Freed prisoner files 2nd lawsuit
BY JARREL WADE World Staff Writer
Saturday, August 25, 2012
8/25/12 at 3:24 AM
Grand jury investigates police corruption: Read all of the stories, view a timeline and read key documents.
A man who was wrongfully imprisoned and has a federal lawsuit pending against the city of Tulsa filed a second lawsuit this week, this one against the U.S. Bureau of Alcohol, Tobacco, Firearms and Explosives, records show.
Larry Barnes, who was convicted and sentenced in 2008 on felony drug charges, was freed from federal prison in 2009 as a part of a police corruption probe.
Barnes is one of at least 46 people who have been freed from prison or had their cases modified because of civil rights violations or potential problems with their cases as a result of the scandal.
A federal investigation of Tulsa police officers and a federal agent began as early as 2008 and resulted in charges against six current or former Tulsa police officers and the federal agent, as well as accusations of criminal behavior against five officers who were never charged.
Barnes' first lawsuit, filed in 2010, is one of at least 14 lawsuits that have been filed against the city.
Former ATF agent Brandon McFadden testified to fabricating the drug buy that resulted in Barnes' charges.
The alleged informant used for the drug buy, Ryan Logsdon, testified in court that McFadden and convicted officer Jeff Henderson used Logsdon to fabricate the investigation.
Henderson, who was convicted on eight of 53 counts in August 2011, was acquitted on counts related to Barnes.
Henderson was sentenced in December to 42 months in a Yankton, S.D., prison.
McFadden, who pleaded guilty, is serving a 21-month sentence in a federal prison near Dallas.
Before he was set free, Barnes faced two five-year sentences.
Barnes' daughter, Larita Barnes, also was convicted in connection with the investigation and faced two 10-year sentences. She was freed from prison at the same time as her father.
Larita Barnes also has two lawsuits pending in federal court - one against the city of Tulsa and another against the federal government.
Larry Barnes' lawsuit filed this week alleges negligence by ATF officials when they were told about police corruption.

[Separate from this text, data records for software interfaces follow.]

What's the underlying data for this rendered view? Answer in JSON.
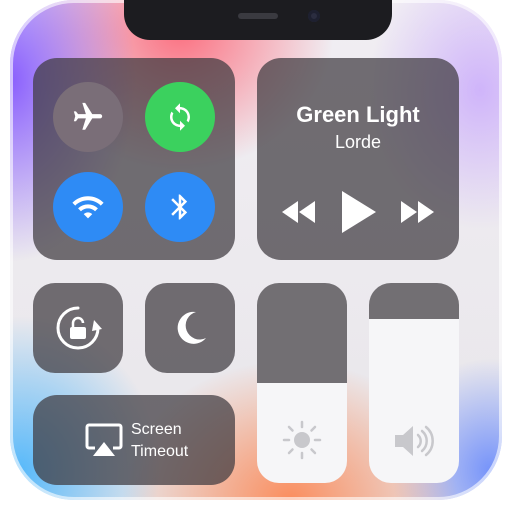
{
  "media": {
    "title": "Green Light",
    "artist": "Lorde"
  },
  "screen_timeout": {
    "label_line1": "Screen",
    "label_line2": "Timeout"
  },
  "sliders": {
    "brightness_level": 0.5,
    "volume_level": 0.82
  },
  "colors": {
    "airplane_bg": "#7a6e78",
    "sync_bg": "#3bd15e",
    "wifi_bg": "#2e8bf5",
    "bluetooth_bg": "#2e8bf5",
    "panel_bg": "#3e3a40"
  },
  "icons": [
    "airplane-icon",
    "sync-icon",
    "wifi-icon",
    "bluetooth-icon",
    "rewind-icon",
    "play-icon",
    "fast-forward-icon",
    "rotation-lock-icon",
    "moon-icon",
    "airplay-icon",
    "sun-icon",
    "speaker-icon"
  ]
}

During Henderson's trial, the first defense witness was ATF agent Josh Petree, who testified that he helped execute as many as 100 search warrants with Henderson.
Petree's testimony served the defense to discredit McFadden's testimony.
Barnes' lawsuit against the ATF uses Petree's testimony to allege that ATF supervisors were aware of problems with McFadden but did nothing to stop them.
"I expressed my opinion about McFadden a couple of times to my supervisor," Petree said during Henderson's trial. "I thought Agent McFadden was stealing."
Petree's testimony did not go into detail about what he told his supervisor.
Barnes' lawsuit, which lists his wife, Linda Sue Barnes, as a co-plaintiff, claims damages on two actions, each seeking relief in excess of $5 million.
Police corruption probe leads to cases against six officers
The federal investigation of Tulsa police officers and a federal agent began as early as 2008 and resulted in charges against six current or former Tulsa police officers and the federal agent, as well as accusations of criminal behavior against five unindicted officers.
At least 45 people have been freed from prison or had their cases modified because of civil rights violations or potential problems with their cases.
Additionally, at least 14 lawsuits have been filed against the city and individual police officers as a result of the police corruption investigation.
The law enforcement defendants:
Bonham was charged with five counts and DeBruin was charged with six counts related to theft of U.S. funds, civil rights violations, drug possession and possession of firearms. The Tulsa Police Department fired DeBruin and Bonham on Jan. 20 for failing to follow policies regarding "conduct unbecoming an officer" and "duty to be truthful and obedient."
- Jeff Henderson, who was hired by the Tulsa Police Department in 1995, was convicted on two counts of civil rights violations and six counts of perjury. He was acquitted on 45 counts of perjury, civil rights violations, drug conspiracy and witness tampering. Henderson was sentenced to 42 months in prison, which he is serving in South Dakota.
- Brandon McFadden, hired as an agent for the U.S. Bureau of Alcohol, Tobacco, Firearms and Explosives in 2002, was sentenced to 21 months in a Texas prison after pleading guilty to drug conspiracy. McFadden cooperated with prosecutors.
- John K. "J.J." Gray, hired by the Tulsa Police Department in 1990, pleaded guilty to stealing money and was sentenced to four months in a Louisiana prison. He was released May 1. Gray cooperated with prosecutors.
- Harold R. Wells, hired as a Tulsa police officer in 1975, was convicted on five counts, but a federal judge later dismissed one count. Wells was sentenced to 10 years in federal prison, which he is serving in Minnesota.
- Three police officers - Nick DeBruin, Bruce Bonham and Bill Yelton - were acquitted on civil rights violations in two cases.
Yelton retired in May, about nine months after police announced that an internal investigation was under way.
Original Print Headline: Freed prisoner files 2nd lawsuit
Jarrel Wade 918-581-8367